%%

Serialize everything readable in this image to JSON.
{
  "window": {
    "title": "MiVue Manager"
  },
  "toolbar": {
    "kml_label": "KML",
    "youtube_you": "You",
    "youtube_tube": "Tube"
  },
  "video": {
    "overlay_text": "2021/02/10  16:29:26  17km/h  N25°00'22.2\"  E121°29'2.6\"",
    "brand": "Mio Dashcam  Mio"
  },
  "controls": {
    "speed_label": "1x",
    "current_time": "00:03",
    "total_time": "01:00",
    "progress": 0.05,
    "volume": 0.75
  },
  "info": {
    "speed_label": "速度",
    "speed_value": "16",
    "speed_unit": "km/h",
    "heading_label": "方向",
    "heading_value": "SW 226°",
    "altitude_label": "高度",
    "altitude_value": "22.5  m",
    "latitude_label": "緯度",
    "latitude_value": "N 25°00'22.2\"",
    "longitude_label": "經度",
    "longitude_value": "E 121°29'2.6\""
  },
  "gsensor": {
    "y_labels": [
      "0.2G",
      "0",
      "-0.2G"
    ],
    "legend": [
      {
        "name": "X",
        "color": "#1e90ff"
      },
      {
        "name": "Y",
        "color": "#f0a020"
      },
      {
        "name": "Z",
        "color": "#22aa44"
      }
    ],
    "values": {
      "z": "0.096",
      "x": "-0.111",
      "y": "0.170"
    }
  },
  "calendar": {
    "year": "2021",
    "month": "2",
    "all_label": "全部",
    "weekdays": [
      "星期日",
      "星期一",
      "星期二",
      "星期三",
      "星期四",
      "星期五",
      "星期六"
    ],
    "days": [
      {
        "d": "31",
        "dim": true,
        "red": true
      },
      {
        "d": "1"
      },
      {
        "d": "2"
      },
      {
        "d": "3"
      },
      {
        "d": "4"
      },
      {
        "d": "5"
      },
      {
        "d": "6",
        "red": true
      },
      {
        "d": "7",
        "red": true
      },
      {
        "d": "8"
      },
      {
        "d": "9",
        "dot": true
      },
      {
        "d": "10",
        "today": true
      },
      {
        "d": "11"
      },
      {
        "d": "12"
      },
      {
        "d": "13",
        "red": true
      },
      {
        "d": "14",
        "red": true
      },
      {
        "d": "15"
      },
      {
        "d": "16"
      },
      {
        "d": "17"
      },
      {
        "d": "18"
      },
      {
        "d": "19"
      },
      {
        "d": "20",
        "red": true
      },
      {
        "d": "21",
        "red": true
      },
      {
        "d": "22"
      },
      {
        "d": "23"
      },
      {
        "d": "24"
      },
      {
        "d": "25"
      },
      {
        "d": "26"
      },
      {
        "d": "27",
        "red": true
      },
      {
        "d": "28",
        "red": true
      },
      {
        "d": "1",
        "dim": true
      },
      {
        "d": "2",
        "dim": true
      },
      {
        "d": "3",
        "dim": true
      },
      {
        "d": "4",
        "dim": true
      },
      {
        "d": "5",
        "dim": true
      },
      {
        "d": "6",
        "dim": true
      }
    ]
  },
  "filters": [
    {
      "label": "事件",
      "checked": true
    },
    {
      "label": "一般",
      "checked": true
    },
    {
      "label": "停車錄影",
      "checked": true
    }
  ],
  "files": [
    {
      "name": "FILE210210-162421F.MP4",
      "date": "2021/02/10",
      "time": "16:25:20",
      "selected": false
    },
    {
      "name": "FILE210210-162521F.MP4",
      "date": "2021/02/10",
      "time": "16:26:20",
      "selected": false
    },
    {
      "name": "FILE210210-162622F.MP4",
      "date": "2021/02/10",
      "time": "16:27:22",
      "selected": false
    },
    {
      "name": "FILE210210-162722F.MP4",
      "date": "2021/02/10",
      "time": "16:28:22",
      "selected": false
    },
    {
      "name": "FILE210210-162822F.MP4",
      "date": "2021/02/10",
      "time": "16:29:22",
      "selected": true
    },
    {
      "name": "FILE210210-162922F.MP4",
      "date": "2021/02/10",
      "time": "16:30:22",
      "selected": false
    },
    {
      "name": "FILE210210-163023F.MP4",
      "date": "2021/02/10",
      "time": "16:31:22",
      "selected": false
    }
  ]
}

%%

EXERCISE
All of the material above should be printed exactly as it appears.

WRITTEN REPLY
Serialize everything readable in this image to JSON.
{
  "window": {
    "title": "MiVue Manager"
  },
  "toolbar": {
    "kml_label": "KML",
    "youtube_you": "You",
    "youtube_tube": "Tube"
  },
  "video": {
    "overlay_text": "2021/02/10  16:29:26  17km/h  N25°00'22.2\"  E121°29'2.6\"",
    "brand": "Mio Dashcam  Mio"
  },
  "controls": {
    "speed_label": "1x",
    "current_time": "00:03",
    "total_time": "01:00",
    "progress": 0.05,
    "volume": 0.75
  },
  "info": {
    "speed_label": "速度",
    "speed_value": "16",
    "speed_unit": "km/h",
    "heading_label": "方向",
    "heading_value": "SW 226°",
    "altitude_label": "高度",
    "altitude_value": "22.5  m",
    "latitude_label": "緯度",
    "latitude_value": "N 25°00'22.2\"",
    "longitude_label": "經度",
    "longitude_value": "E 121°29'2.6\""
  },
  "gsensor": {
    "y_labels": [
      "0.2G",
      "0",
      "-0.2G"
    ],
    "legend": [
      {
        "name": "X",
        "color": "#1e90ff"
      },
      {
        "name": "Y",
        "color": "#f0a020"
      },
      {
        "name": "Z",
        "color": "#22aa44"
      }
    ],
    "values": {
      "z": "0.096",
      "x": "-0.111",
      "y": "0.170"
    }
  },
  "calendar": {
    "year": "2021",
    "month": "2",
    "all_label": "全部",
    "weekdays": [
      "星期日",
      "星期一",
      "星期二",
      "星期三",
      "星期四",
      "星期五",
      "星期六"
    ],
    "days": [
      {
        "d": "31",
        "dim": true,
        "red": true
      },
      {
        "d": "1"
      },
      {
        "d": "2"
      },
      {
        "d": "3"
      },
      {
        "d": "4"
      },
      {
        "d": "5"
      },
      {
        "d": "6",
        "red": true
      },
      {
        "d": "7",
        "red": true
      },
      {
        "d": "8"
      },
      {
        "d": "9",
        "dot": true
      },
      {
        "d": "10",
        "today": true
      },
      {
        "d": "11"
      },
      {
        "d": "12"
      },
      {
        "d": "13",
        "red": true
      },
      {
        "d": "14",
        "red": true
      },
      {
        "d": "15"
      },
      {
        "d": "16"
      },
      {
        "d": "17"
      },
      {
        "d": "18"
      },
      {
        "d": "19"
      },
      {
        "d": "20",
        "red": true
      },
      {
        "d": "21",
        "red": true
      },
      {
        "d": "22"
      },
      {
        "d": "23"
      },
      {
        "d": "24"
      },
      {
        "d": "25"
      },
      {
        "d": "26"
      },
      {
        "d": "27",
        "red": true
      },
      {
        "d": "28",
        "red": true
      },
      {
        "d": "1",
        "dim": true
      },
      {
        "d": "2",
        "dim": true
      },
      {
        "d": "3",
        "dim": true
      },
      {
        "d": "4",
        "dim": true
      },
      {
        "d": "5",
        "dim": true
      },
      {
        "d": "6",
        "dim": true
      }
    ]
  },
  "filters": [
    {
      "label": "事件",
      "checked": true
    },
    {
      "label": "一般",
      "checked": true
    },
    {
      "label": "停車錄影",
      "checked": true
    }
  ],
  "files": [
    {
      "name": "FILE210210-162421F.MP4",
      "date": "2021/02/10",
      "time": "16:25:20",
      "selected": false
    },
    {
      "name": "FILE210210-162521F.MP4",
      "date": "2021/02/10",
      "time": "16:26:20",
      "selected": false
    },
    {
      "name": "FILE210210-162622F.MP4",
      "date": "2021/02/10",
      "time": "16:27:22",
      "selected": false
    },
    {
      "name": "FILE210210-162722F.MP4",
      "date": "2021/02/10",
      "time": "16:28:22",
      "selected": false
    },
    {
      "name": "FILE210210-162822F.MP4",
      "date": "2021/02/10",
      "time": "16:29:22",
      "selected": true
    },
    {
      "name": "FILE210210-162922F.MP4",
      "date": "2021/02/10",
      "time": "16:30:22",
      "selected": false
    },
    {
      "name": "FILE210210-163023F.MP4",
      "date": "2021/02/10",
      "time": "16:31:22",
      "selected": false
    }
  ]
}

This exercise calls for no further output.